It's absurd to those who still associate him with Daredevil and Gigli, but when our backs were turned, Ben Affleck became a Serious Filmmaker. He launched his career as a director with low-key, character-based genre fare — tense crime-fiction narratives that were smart, efficient and restrained. Throw in the impressive, résumé-building detail that he guided two Oscar-nominated performances in his first two films as a director, and the transformation was complete.
Argo seems like a perfect fit for Affleck in its human-scale suspense, with the added cachet of it being an improbable real-life story. In November 1979, as Iranian students took over the American embassy in Tehran, six Americans managed to sneak out a back door and find refuge in the home of the Canadian ambassador. Two months later, time is running out to bring the hidden refugees home.
So CIA analyst Tony Mendez (Affleck) comes up with an absurd plan: He'll fly into Iran and have the six Americans pose as part of a Canadian film crew scouting locations for a science-fiction film titled Argo.

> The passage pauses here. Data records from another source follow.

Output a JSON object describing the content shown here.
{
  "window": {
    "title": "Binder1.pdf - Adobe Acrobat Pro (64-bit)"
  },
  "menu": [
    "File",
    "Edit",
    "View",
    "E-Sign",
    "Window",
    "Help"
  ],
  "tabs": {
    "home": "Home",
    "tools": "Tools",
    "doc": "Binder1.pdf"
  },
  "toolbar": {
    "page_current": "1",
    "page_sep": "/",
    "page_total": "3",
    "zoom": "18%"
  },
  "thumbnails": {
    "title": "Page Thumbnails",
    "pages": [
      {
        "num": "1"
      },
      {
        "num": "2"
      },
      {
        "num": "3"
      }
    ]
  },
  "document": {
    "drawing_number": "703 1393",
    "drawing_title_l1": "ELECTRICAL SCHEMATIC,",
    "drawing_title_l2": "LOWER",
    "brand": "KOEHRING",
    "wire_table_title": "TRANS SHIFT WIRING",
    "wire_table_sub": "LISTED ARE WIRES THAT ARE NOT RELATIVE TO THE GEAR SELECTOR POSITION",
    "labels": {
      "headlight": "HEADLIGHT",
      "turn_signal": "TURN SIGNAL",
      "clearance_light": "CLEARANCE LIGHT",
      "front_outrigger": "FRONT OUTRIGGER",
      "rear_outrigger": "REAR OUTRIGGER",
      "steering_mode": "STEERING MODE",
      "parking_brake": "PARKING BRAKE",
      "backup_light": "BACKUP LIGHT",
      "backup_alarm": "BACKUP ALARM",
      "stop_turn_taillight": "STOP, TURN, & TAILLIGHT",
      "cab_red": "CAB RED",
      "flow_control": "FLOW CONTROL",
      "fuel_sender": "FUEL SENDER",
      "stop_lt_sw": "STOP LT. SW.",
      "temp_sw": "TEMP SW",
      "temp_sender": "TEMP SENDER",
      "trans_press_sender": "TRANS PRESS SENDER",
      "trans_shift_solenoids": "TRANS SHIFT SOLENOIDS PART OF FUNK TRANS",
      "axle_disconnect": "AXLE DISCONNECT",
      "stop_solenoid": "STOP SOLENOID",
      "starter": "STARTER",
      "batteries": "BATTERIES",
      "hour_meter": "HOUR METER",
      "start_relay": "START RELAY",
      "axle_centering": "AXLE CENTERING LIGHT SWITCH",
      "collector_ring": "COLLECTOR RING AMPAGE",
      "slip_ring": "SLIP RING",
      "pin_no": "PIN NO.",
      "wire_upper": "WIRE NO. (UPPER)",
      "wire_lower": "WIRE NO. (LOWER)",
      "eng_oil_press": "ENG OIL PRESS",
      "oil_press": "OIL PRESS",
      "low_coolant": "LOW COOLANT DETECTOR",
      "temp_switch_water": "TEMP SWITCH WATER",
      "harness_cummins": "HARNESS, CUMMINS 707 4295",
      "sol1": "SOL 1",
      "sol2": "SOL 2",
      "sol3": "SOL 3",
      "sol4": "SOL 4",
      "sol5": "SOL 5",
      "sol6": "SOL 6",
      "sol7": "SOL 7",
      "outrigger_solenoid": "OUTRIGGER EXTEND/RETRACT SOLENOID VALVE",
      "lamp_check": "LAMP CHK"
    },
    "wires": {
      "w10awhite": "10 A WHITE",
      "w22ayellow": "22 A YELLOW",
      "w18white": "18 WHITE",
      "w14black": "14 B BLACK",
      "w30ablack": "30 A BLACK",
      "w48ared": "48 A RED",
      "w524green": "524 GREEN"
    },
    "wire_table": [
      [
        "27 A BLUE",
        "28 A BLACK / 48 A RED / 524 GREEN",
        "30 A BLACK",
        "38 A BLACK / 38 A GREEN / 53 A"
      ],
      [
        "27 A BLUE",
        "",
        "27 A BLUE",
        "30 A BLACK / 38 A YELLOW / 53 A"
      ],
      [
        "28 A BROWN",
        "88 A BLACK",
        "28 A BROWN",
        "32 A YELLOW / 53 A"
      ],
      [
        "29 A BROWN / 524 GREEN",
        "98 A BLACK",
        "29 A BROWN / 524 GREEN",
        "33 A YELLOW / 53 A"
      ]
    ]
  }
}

As one of the would-be escapees responds, "Is this where we say, 'It's so crazy it just might work?'"
It is crazy, and funny, and some of Argo's most satisfying moments come from Mendez working with his Hollywood contacts to set up a convincing fake movie. Alan Arkin gets the juiciest material as a veteran producer. Affleck also directs a terrific sequence cutting between a staged press event for the beginning of the fake Argo production, and the ratcheted-up rhetoric of the Iranians holding the hostages in the U.S. embassy; it emphasizes the different ways in which the press becomes the mouthpiece for those wanting to sell a story. For a film that shoehorns in a mess of politics and history, Argo generally clicks along with crowd-pleasing style.
What Affleck doesn't have here is a screenplay with a ready-made structure, like the novel adaptations he had for Gone Baby Gone and The Town. That's a problem when it's deemed necessary to give Mendez some kind of personal back-story. The subplot feels like a forced attempt at making his mission more "personal," perhaps somehow connected to the long night of soul-searching we see when he's informed the government is shutting down the operation for fear of jeopardizing the planned military rescue of the other American hostages.
At the point where the narrative should be focused on the logistics of the escape, Argo starts to feel cluttered — it bounces between Mendez and his charges, the suits in Washington trying to get the mission re-approved, the producers in Hollywood waiting for a call to support the cover story, and Iranians trying to reconstruct shredded documents to see if they can identify whether any Americans are missing.
But when it matters most, Affleck nails the scenes that require building maximum suspense. The "location scouting" trip to the Tehran Grand Bazaar captures the anxiety of the fake Canadian filmmakers with minimalist intensity; the navigation of the gauntlet of security at the airport builds to a wonderful moment in which the American who most doubted the mission winds up selling the fake Argo plot to guards.
Affleck as a director may not be able to overcome every limitation of his raw material, but he's got an enviable skill set: rendering anxiety as action, and turning difficult stories into mass-market entertainment.